=== Begin Enclosure ===

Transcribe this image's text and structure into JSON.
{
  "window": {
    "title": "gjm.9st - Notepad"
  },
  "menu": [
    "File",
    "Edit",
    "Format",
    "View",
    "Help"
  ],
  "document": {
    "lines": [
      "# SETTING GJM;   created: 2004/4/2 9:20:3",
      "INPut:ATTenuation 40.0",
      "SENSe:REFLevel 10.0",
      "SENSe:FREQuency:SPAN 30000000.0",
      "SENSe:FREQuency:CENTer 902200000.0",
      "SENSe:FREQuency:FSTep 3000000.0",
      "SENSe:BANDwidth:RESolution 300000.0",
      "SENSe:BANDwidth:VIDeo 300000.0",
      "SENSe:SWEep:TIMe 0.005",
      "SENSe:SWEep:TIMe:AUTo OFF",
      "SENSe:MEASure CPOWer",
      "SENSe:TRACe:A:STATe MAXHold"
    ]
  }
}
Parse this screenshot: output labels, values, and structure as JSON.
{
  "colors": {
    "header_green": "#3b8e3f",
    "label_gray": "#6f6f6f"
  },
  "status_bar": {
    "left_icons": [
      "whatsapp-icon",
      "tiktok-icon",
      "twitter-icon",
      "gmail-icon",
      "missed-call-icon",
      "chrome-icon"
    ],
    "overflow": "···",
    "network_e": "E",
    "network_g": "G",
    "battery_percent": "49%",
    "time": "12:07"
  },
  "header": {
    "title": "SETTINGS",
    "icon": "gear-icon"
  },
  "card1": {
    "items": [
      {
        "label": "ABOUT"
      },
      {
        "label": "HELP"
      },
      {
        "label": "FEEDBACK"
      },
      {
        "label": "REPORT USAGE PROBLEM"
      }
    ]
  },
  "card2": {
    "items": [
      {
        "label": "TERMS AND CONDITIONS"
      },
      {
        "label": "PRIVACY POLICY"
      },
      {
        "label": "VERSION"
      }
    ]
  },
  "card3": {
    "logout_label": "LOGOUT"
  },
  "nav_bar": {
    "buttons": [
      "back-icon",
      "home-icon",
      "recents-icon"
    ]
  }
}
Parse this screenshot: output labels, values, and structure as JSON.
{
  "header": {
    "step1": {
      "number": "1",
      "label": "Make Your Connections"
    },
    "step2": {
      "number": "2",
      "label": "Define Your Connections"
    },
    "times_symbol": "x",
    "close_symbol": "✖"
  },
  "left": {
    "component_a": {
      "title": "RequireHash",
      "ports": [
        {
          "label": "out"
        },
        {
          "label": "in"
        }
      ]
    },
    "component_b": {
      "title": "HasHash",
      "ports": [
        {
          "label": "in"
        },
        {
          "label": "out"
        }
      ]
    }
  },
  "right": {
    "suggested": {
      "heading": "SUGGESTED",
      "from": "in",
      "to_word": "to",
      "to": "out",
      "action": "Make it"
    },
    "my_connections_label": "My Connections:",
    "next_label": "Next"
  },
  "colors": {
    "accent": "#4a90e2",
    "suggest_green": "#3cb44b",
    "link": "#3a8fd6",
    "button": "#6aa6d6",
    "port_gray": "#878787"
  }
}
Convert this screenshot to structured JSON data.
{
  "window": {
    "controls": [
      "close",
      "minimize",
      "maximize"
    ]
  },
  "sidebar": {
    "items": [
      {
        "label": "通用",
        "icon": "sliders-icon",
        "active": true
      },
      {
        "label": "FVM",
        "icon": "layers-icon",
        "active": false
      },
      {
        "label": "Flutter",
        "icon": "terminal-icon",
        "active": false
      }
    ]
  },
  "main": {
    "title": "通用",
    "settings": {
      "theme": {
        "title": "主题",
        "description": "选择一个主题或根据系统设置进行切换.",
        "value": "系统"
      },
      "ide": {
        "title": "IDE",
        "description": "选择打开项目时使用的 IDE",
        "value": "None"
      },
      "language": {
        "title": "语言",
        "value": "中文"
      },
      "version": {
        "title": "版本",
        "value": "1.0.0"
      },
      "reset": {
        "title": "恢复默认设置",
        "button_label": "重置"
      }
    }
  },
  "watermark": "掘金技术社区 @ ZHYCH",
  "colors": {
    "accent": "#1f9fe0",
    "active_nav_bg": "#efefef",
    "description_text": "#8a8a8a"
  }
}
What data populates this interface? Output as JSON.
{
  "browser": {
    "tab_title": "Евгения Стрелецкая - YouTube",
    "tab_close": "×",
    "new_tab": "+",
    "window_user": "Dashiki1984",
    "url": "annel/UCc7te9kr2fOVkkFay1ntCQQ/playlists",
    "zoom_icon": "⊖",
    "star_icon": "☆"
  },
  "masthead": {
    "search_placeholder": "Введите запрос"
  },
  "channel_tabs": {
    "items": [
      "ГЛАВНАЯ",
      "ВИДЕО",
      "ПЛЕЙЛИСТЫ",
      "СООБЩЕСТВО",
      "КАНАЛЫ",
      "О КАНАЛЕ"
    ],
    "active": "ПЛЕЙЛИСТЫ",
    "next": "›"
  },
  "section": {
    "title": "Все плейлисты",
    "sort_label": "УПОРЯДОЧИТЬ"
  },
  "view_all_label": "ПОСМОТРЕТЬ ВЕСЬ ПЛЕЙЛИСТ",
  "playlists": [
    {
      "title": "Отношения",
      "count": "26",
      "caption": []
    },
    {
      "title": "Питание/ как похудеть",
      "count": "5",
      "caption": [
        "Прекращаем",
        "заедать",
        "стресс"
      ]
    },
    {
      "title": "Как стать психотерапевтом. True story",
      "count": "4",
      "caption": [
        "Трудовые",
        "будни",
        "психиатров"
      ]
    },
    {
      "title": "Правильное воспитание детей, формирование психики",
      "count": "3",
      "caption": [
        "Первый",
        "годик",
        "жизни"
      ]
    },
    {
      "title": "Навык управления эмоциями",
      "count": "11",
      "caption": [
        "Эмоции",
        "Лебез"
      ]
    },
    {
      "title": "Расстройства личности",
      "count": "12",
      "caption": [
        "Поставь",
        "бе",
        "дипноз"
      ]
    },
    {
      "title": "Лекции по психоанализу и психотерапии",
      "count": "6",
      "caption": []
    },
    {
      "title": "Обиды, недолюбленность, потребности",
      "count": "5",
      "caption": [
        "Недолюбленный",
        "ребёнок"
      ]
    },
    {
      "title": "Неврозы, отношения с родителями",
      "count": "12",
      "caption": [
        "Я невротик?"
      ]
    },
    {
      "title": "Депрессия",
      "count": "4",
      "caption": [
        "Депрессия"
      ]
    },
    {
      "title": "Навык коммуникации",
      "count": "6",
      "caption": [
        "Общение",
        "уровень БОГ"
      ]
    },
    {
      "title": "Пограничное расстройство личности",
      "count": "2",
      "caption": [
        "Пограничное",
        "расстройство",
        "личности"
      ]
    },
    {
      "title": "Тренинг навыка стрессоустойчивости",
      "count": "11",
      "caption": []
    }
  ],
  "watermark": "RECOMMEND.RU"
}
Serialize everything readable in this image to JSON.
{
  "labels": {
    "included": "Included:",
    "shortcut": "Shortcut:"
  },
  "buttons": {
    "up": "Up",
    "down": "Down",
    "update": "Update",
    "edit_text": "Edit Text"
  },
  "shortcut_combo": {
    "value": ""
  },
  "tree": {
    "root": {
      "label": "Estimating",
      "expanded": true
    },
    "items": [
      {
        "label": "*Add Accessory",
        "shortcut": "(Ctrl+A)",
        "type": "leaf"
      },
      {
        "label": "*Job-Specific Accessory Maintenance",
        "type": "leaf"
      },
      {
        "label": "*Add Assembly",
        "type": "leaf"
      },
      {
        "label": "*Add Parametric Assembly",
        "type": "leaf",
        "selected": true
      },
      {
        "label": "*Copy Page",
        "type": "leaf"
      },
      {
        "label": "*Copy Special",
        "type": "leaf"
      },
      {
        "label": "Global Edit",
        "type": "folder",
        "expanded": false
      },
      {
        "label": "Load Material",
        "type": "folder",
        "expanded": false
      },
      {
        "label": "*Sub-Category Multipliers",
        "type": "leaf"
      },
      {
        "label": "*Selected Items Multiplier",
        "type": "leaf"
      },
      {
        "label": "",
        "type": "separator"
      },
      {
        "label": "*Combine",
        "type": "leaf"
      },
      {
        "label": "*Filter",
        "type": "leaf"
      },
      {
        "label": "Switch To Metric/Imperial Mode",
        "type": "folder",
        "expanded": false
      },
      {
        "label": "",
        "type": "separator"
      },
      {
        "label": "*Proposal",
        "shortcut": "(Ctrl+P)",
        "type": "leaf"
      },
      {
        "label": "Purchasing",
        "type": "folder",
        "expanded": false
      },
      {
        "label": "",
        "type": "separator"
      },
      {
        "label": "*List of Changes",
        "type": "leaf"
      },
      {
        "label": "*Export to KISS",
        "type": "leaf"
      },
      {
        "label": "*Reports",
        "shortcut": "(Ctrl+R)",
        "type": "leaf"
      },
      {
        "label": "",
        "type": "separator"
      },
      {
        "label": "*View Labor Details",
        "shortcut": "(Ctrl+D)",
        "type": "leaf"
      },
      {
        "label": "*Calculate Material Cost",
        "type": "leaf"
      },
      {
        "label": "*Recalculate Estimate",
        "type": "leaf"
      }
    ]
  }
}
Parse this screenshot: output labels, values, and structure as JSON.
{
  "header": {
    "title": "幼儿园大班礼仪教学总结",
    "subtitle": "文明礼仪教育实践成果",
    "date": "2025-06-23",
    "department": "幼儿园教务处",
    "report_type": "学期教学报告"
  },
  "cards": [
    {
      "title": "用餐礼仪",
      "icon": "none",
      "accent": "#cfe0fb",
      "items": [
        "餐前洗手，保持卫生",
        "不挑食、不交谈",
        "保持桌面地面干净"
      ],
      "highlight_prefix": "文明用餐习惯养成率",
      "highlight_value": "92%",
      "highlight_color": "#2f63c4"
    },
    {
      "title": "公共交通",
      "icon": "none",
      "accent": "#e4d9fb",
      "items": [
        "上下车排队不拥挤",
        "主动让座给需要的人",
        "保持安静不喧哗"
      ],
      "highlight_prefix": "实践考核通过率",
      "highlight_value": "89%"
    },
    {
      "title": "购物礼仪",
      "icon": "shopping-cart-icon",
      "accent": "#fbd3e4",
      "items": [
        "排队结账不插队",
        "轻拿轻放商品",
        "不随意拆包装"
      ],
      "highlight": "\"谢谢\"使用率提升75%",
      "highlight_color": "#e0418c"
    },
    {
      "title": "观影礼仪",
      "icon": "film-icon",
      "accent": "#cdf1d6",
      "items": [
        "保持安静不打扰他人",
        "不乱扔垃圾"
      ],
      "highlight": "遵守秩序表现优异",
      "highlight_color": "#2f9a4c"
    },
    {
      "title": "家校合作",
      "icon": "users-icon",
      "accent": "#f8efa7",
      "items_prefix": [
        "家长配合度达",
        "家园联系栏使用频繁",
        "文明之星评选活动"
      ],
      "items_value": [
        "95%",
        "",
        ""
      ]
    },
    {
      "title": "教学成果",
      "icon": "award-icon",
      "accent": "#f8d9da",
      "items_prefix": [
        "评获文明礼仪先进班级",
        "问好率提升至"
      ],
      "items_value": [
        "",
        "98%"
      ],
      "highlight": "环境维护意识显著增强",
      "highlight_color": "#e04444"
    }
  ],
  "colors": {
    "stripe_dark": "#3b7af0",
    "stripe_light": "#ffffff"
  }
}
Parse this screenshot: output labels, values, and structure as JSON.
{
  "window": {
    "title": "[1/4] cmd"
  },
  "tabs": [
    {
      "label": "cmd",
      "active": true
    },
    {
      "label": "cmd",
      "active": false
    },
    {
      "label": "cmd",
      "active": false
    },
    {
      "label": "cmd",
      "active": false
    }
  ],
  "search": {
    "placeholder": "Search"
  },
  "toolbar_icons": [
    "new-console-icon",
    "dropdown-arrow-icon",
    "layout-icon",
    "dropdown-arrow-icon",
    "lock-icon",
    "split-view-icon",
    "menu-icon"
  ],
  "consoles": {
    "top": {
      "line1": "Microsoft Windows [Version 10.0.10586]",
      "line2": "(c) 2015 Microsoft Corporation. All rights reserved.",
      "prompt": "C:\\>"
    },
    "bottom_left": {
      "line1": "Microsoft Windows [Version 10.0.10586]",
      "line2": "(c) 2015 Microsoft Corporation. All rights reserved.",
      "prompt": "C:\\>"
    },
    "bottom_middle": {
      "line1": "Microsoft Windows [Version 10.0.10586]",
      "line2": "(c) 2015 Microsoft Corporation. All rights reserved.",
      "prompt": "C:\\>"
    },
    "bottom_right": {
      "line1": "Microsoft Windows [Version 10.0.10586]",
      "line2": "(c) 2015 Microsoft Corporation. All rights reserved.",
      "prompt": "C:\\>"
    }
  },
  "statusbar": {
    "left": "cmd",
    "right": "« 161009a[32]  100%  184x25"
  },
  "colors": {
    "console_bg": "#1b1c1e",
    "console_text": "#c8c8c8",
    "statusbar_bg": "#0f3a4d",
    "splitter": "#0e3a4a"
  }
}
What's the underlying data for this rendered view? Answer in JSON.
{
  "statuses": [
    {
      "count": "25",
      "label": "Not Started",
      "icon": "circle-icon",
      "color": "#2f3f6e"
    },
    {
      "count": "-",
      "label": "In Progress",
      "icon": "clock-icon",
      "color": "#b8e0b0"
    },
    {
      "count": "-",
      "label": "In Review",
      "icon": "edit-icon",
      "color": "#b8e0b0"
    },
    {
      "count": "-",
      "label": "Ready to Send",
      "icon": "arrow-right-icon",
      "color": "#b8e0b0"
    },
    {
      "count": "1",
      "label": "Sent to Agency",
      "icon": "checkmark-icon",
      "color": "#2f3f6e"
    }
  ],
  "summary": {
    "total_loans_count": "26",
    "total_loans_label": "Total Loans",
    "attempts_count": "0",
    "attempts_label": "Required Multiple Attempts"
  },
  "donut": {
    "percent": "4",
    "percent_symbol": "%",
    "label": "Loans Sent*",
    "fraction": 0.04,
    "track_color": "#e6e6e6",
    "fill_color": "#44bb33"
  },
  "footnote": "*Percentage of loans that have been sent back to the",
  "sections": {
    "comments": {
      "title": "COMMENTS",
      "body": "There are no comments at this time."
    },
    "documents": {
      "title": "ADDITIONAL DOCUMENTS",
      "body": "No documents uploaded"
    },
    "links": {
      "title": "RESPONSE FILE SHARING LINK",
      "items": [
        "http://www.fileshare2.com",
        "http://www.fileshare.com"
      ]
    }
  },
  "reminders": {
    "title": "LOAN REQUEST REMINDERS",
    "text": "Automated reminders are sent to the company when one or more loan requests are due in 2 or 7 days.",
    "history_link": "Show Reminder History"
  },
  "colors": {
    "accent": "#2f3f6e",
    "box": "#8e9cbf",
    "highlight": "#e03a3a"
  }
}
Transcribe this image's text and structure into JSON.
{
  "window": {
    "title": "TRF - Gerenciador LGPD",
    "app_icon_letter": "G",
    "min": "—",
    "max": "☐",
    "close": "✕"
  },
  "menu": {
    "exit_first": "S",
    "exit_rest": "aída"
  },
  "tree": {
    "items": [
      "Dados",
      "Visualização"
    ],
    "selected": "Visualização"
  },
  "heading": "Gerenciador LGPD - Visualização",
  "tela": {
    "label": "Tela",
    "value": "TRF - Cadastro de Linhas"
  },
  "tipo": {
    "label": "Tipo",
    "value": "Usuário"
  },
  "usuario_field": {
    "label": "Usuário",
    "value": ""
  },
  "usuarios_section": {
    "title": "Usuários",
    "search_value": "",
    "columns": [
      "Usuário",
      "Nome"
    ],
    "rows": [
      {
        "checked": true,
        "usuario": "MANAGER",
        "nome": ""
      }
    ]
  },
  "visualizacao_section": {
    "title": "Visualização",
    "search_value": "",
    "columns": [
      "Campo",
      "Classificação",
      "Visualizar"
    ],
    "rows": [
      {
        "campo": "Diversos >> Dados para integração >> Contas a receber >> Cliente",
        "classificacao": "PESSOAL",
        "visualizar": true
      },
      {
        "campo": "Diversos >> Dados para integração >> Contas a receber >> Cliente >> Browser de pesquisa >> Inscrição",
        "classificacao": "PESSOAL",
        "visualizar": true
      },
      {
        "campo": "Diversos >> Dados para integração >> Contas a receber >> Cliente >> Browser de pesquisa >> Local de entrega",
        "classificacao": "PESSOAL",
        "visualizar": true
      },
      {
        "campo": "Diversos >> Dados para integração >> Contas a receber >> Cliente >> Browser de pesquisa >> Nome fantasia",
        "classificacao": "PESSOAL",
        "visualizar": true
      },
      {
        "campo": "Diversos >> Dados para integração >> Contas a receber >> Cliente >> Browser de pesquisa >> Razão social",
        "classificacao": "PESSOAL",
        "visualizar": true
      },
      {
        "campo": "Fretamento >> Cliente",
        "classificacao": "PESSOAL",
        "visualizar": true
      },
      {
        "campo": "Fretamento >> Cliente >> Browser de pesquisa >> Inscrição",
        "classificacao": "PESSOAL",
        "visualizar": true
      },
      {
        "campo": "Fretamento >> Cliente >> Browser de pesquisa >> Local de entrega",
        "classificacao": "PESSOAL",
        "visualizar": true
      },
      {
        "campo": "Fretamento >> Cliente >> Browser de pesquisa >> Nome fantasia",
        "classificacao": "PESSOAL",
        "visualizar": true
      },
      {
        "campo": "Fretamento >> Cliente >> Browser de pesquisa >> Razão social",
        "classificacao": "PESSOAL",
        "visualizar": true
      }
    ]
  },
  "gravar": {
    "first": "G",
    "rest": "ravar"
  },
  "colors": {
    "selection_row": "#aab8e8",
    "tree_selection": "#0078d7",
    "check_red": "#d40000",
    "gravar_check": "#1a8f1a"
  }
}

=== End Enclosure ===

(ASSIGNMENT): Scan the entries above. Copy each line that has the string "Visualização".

(YOUR SOLUTION):
      "Visualização"
    "selected": "Visualização"
  "heading": "Gerenciador LGPD - Visualização",
    "title": "Visualização",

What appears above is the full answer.